COVID-19-Related Challenges to Cosmetics Business Growth

The cosmetic industry has shown consistent resilience in the past, even after the 2008 financial crisis. The global beauty industry sales grew from $309 billion in 2008 to $500 billion in 2019, according to McKinsey & Company. This statistic includes the color cosmetics sales growth from $42 billion to $72 billion during the period 2008-2019.

Cosmetic retailers are curious to know if the industry will be able to exhibit resilience during or after the COVID-19 crisis. Compared to other consumer categories, beauty products including cosmetics could show a relatively better trend, market experts predict.

No doubt, the COVID-19 pandemic is likely to majorly hit the cosmetic industry. However, with changing trends and the beauty industry becoming more significant, expansive, and global, cosmetic businesses are expected to stay afloat during the pandemic situation.

Adverse effects of COVID-19 on cosmetic industry
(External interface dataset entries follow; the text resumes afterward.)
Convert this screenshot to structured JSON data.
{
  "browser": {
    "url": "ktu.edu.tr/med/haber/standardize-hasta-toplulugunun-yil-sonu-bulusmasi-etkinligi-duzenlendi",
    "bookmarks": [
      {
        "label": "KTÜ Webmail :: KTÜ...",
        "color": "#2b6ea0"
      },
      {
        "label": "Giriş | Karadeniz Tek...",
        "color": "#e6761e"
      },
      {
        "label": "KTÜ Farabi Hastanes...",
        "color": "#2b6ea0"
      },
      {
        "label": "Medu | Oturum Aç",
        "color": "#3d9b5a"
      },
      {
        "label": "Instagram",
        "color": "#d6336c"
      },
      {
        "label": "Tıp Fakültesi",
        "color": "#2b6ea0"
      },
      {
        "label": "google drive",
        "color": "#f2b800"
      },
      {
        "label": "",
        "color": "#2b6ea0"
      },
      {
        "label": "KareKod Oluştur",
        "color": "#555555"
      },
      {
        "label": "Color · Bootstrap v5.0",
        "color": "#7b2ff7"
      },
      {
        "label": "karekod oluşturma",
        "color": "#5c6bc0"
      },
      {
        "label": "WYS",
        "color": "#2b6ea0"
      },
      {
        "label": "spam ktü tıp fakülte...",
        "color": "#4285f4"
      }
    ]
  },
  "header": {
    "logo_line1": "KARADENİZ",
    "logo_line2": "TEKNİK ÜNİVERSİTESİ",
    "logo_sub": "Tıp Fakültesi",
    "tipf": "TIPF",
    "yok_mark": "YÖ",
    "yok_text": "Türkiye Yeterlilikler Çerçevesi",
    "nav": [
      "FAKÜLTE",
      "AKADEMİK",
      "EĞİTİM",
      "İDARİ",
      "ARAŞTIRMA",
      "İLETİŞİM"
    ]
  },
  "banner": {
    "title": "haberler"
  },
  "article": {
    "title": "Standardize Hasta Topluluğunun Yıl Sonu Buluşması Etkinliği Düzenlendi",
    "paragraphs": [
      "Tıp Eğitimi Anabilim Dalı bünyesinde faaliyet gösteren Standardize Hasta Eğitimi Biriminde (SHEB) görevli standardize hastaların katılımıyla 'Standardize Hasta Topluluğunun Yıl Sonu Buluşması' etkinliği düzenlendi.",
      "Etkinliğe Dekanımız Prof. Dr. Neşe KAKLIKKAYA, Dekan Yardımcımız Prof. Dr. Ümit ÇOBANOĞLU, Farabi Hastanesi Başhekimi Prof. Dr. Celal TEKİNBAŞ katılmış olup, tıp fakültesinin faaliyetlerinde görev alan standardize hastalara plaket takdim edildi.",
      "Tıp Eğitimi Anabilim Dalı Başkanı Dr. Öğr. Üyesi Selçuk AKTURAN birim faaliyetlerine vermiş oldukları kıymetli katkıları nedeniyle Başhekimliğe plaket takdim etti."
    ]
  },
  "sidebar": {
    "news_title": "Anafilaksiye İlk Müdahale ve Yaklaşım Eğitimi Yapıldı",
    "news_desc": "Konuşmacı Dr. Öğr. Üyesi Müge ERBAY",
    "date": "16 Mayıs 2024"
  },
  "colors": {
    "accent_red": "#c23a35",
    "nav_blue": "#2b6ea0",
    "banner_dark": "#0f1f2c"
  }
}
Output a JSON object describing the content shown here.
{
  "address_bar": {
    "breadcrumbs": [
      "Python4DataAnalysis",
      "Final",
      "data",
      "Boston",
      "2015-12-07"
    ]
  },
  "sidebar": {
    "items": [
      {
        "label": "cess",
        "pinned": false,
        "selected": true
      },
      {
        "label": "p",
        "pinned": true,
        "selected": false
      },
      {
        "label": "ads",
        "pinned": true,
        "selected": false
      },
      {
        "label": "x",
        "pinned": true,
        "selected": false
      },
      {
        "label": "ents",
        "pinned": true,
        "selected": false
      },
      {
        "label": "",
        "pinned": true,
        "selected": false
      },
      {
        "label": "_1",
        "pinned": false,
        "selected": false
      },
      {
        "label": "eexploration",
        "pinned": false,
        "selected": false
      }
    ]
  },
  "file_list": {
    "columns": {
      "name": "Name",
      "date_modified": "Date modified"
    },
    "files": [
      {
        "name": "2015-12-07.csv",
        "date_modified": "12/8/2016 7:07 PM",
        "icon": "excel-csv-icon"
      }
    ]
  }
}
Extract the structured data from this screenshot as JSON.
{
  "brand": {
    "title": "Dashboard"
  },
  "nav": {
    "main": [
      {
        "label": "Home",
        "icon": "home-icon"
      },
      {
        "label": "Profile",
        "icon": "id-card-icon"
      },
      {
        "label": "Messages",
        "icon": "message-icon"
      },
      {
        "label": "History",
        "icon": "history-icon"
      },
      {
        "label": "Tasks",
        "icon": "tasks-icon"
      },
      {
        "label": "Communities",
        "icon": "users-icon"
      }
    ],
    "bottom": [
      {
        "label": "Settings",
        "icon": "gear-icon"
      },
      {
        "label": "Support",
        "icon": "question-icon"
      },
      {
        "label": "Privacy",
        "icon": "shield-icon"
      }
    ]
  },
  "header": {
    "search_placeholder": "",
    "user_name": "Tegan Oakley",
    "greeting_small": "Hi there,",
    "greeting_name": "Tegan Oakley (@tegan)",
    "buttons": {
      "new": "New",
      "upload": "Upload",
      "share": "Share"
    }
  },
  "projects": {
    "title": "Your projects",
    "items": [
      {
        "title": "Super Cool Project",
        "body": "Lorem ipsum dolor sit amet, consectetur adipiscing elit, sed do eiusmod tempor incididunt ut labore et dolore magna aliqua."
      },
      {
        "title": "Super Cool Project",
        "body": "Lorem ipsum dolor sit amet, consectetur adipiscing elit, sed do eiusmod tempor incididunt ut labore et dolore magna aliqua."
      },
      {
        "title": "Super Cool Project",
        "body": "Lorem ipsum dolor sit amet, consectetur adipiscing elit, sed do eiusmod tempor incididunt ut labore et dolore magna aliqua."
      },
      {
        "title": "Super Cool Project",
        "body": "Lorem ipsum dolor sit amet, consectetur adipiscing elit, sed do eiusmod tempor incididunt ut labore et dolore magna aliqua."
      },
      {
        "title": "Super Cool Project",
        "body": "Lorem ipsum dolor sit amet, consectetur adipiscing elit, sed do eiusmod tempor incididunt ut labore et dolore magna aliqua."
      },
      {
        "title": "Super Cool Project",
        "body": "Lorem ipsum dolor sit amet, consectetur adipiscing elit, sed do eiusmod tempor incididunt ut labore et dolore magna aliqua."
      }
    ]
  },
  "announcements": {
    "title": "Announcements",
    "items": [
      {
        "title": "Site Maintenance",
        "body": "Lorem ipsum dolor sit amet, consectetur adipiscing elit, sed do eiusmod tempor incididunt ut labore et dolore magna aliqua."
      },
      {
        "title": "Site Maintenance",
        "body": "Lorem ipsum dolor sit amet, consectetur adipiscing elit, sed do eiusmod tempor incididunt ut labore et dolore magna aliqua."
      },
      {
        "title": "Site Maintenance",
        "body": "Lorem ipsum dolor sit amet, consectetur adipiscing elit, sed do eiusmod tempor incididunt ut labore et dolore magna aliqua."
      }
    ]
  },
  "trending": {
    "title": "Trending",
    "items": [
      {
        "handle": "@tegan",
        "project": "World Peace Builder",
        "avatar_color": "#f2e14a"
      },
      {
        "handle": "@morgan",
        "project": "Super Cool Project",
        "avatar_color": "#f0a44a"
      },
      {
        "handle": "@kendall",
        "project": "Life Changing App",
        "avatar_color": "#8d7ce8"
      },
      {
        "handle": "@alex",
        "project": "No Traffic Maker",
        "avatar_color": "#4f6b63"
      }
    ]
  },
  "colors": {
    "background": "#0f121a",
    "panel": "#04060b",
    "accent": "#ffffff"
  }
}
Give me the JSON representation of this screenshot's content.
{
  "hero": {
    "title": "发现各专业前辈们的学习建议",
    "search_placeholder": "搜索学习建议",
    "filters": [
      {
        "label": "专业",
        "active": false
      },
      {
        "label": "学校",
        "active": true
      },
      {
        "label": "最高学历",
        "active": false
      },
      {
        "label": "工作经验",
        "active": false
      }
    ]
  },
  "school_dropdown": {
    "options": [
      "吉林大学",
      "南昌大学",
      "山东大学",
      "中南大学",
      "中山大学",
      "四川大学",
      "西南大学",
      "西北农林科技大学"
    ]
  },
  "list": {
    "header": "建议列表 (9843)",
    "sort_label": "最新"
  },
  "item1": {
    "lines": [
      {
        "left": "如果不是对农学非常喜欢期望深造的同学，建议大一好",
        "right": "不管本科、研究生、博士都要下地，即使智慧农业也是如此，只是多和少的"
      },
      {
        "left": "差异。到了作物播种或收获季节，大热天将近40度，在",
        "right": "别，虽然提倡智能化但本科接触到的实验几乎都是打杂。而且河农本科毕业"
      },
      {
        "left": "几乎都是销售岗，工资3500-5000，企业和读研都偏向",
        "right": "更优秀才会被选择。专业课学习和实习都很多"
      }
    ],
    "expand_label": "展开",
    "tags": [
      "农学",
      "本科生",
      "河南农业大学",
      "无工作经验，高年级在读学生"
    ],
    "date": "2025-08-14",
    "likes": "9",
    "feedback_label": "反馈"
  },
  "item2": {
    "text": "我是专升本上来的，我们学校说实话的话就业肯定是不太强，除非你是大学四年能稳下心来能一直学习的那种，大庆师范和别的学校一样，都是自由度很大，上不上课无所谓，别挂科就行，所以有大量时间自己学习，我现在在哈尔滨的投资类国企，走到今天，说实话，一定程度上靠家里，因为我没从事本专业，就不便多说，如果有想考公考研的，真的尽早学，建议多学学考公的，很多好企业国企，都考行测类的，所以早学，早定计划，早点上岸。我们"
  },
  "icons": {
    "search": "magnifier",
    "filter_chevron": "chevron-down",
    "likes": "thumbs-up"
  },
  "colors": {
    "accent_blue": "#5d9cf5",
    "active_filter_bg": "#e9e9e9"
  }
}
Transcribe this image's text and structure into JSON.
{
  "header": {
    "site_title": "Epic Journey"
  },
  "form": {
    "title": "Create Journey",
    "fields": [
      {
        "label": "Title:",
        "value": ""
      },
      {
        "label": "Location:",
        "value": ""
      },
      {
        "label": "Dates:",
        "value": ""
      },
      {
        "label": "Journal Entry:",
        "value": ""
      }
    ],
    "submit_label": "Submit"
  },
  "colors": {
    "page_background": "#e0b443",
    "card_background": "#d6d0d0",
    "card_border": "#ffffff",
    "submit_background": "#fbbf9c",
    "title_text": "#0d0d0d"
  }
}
It’s time to brace for impact. Major cosmetic companies are plotting a new strategy to survive the COVID-19 disaster in terms of sales and overall growth. Here are some of the top factors they could consider when devising a foolproof evacuation plan to get their business out of the COVID-19 trouble.

Dip in travel retail sales: Travel restrictions and bans are the number one reason for a telling drop in the travel retail business at airports, border shops, cruises, and other travel environments.

Cancelation of live events: Social distancing norms, lockdowns, and self-quarantines have forced cosmetic companies to hold virtual events instead of live conferences. This could impact new product launch, sales pitch, and product exhibition efforts of cosmetic businesses.

Lack of staff members: The need to work from home amid the COVID-19 pandemic has led to serious shortage of staff at brick-and-mortar cosmetic stores. It has also affected delivery times and customer service availability at cosmetic retail stores.

Less spending on beauty products: Cosmetics do not include just beauty products. Having said that, customers are less likely to spend more on fragrances and makeup products due to current trends such as mask wearing and physical distancing.

Slow return to brick-and-mortar shopping: Despite several cosmetic chains reopening their stores after lockdowns and the easing up of COVID-19 restrictions, customers have been reluctant to shop in stores. This could be due to the fear of contracting the novel coronavirus and job loss leading to low income availability.